**Task:**
Go through the material below and copy each line exactly.

+++++

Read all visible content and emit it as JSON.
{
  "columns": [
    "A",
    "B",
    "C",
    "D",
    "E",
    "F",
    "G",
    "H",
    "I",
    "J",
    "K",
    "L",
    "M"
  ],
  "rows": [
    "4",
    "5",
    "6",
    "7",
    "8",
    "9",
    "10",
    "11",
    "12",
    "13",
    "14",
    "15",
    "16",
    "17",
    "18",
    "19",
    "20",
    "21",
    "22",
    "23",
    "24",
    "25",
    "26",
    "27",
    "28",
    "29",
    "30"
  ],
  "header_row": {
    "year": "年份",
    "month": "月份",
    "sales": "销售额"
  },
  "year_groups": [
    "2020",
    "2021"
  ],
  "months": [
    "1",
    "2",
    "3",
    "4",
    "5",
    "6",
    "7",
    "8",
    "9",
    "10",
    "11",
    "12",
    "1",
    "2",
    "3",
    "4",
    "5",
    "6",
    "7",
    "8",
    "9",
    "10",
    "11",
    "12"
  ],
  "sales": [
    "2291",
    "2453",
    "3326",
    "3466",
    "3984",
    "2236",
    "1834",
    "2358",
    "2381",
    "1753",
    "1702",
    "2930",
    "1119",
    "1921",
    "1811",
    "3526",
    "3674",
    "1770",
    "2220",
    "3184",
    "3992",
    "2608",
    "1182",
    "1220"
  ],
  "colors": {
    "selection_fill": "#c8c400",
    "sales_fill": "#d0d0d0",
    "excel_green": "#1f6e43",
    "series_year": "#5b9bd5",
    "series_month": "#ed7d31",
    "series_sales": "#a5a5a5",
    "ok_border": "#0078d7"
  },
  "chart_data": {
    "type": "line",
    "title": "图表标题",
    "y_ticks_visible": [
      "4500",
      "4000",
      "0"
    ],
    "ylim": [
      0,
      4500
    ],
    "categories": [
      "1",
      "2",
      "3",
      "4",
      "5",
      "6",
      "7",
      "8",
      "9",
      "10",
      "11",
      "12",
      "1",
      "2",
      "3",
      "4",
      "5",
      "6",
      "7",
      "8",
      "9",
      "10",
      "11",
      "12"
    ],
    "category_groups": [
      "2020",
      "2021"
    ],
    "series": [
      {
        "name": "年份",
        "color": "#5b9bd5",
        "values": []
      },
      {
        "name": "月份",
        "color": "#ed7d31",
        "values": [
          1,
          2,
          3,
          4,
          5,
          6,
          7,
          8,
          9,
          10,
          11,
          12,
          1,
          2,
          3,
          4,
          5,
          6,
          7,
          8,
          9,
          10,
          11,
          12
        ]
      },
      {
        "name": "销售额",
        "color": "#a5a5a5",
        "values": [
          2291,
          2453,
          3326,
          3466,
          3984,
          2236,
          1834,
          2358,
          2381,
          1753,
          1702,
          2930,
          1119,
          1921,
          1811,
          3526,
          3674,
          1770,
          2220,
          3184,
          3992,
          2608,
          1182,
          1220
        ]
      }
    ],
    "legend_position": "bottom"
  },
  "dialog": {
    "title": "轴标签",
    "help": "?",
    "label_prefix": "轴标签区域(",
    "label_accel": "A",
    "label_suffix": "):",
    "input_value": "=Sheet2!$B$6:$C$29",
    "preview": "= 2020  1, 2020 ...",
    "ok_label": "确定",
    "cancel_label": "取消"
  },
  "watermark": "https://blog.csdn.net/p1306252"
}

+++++

**Solution for this exercise:**
Read all visible content and emit it as JSON.
{
  "columns": [
    "A",
    "B",
    "C",
    "D",
    "E",
    "F",
    "G",
    "H",
    "I",
    "J",
    "K",
    "L",
    "M"
  ],
  "rows": [
    "4",
    "5",
    "6",
    "7",
    "8",
    "9",
    "10",
    "11",
    "12",
    "13",
    "14",
    "15",
    "16",
    "17",
    "18",
    "19",
    "20",
    "21",
    "22",
    "23",
    "24",
    "25",
    "26",
    "27",
    "28",
    "29",
    "30"
  ],
  "header_row": {
    "year": "年份",
    "month": "月份",
    "sales": "销售额"
  },
  "year_groups": [
    "2020",
    "2021"
  ],
  "months": [
    "1",
    "2",
    "3",
    "4",
    "5",
    "6",
    "7",
    "8",
    "9",
    "10",
    "11",
    "12",
    "1",
    "2",
    "3",
    "4",
    "5",
    "6",
    "7",
    "8",
    "9",
    "10",
    "11",
    "12"
  ],
  "sales": [
    "2291",
    "2453",
    "3326",
    "3466",
    "3984",
    "2236",
    "1834",
    "2358",
    "2381",
    "1753",
    "1702",
    "2930",
    "1119",
    "1921",
    "1811",
    "3526",
    "3674",
    "1770",
    "2220",
    "3184",
    "3992",
    "2608",
    "1182",
    "1220"
  ],
  "colors": {
    "selection_fill": "#c8c400",
    "sales_fill": "#d0d0d0",
    "excel_green": "#1f6e43",
    "series_year": "#5b9bd5",
    "series_month": "#ed7d31",
    "series_sales": "#a5a5a5",
    "ok_border": "#0078d7"
  },
  "chart_data": {
    "type": "line",
    "title": "图表标题",
    "y_ticks_visible": [
      "4500",
      "4000",
      "0"
    ],
    "ylim": [
      0,
      4500
    ],
    "categories": [
      "1",
      "2",
      "3",
      "4",
      "5",
      "6",
      "7",
      "8",
      "9",
      "10",
      "11",
      "12",
      "1",
      "2",
      "3",
      "4",
      "5",
      "6",
      "7",
      "8",
      "9",
      "10",
      "11",
      "12"
    ],
    "category_groups": [
      "2020",
      "2021"
    ],
    "series": [
      {
        "name": "年份",
        "color": "#5b9bd5",
        "values": []
      },
      {
        "name": "月份",
        "color": "#ed7d31",
        "values": [
          1,
          2,
          3,
          4,
          5,
          6,
          7,
          8,
          9,
          10,
          11,
          12,
          1,
          2,
          3,
          4,
          5,
          6,
          7,
          8,
          9,
          10,
          11,
          12
        ]
      },
      {
        "name": "销售额",
        "color": "#a5a5a5",
        "values": [
          2291,
          2453,
          3326,
          3466,
          3984,
          2236,
          1834,
          2358,
          2381,
          1753,
          1702,
          2930,
          1119,
          1921,
          1811,
          3526,
          3674,
          1770,
          2220,
          3184,
          3992,
          2608,
          1182,
          1220
        ]
      }
    ],
    "legend_position": "bottom"
  },
  "dialog": {
    "title": "轴标签",
    "help": "?",
    "label_prefix": "轴标签区域(",
    "label_accel": "A",
    "label_suffix": "):",
    "input_value": "=Sheet2!$B$6:$C$29",
    "preview": "= 2020  1, 2020 ...",
    "ok_label": "确定",
    "cancel_label": "取消"
  },
  "watermark": "https://blog.csdn.net/p1306252"
}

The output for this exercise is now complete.